Assigned task -
Each line of the listing below must be retyped exactly, with images left out.

*** Provided records ***

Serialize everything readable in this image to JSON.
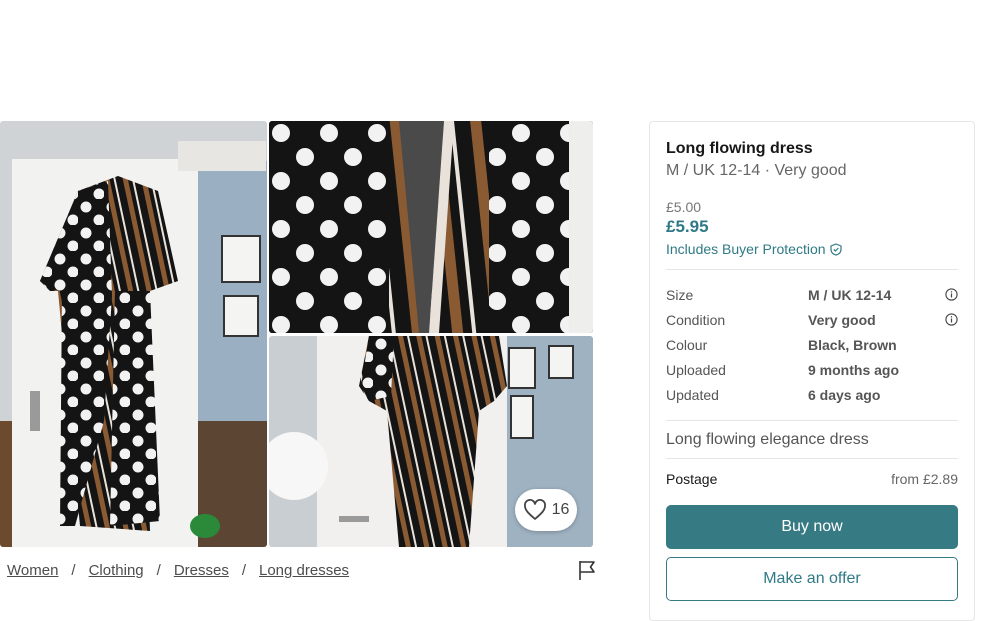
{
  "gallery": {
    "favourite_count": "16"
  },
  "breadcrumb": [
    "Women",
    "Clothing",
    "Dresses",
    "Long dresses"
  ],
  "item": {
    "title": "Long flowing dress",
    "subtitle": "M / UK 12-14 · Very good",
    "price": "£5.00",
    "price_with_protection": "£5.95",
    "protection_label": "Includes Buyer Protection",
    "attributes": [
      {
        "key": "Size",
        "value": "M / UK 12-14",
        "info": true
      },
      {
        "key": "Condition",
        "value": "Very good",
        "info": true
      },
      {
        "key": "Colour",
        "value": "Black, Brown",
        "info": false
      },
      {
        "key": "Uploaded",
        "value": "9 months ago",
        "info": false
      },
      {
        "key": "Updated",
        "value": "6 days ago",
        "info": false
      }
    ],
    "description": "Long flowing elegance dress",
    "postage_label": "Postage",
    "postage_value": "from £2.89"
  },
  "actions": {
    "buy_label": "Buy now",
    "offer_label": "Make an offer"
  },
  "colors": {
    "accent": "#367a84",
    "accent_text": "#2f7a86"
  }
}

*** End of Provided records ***

Exercise response -
Serialize everything readable in this image to JSON.
{
  "gallery": {
    "favourite_count": "16"
  },
  "breadcrumb": [
    "Women",
    "Clothing",
    "Dresses",
    "Long dresses"
  ],
  "item": {
    "title": "Long flowing dress",
    "subtitle": "M / UK 12-14 · Very good",
    "price": "£5.00",
    "price_with_protection": "£5.95",
    "protection_label": "Includes Buyer Protection",
    "attributes": [
      {
        "key": "Size",
        "value": "M / UK 12-14",
        "info": true
      },
      {
        "key": "Condition",
        "value": "Very good",
        "info": true
      },
      {
        "key": "Colour",
        "value": "Black, Brown",
        "info": false
      },
      {
        "key": "Uploaded",
        "value": "9 months ago",
        "info": false
      },
      {
        "key": "Updated",
        "value": "6 days ago",
        "info": false
      }
    ],
    "description": "Long flowing elegance dress",
    "postage_label": "Postage",
    "postage_value": "from £2.89"
  },
  "actions": {
    "buy_label": "Buy now",
    "offer_label": "Make an offer"
  },
  "colors": {
    "accent": "#367a84",
    "accent_text": "#2f7a86"
  }
}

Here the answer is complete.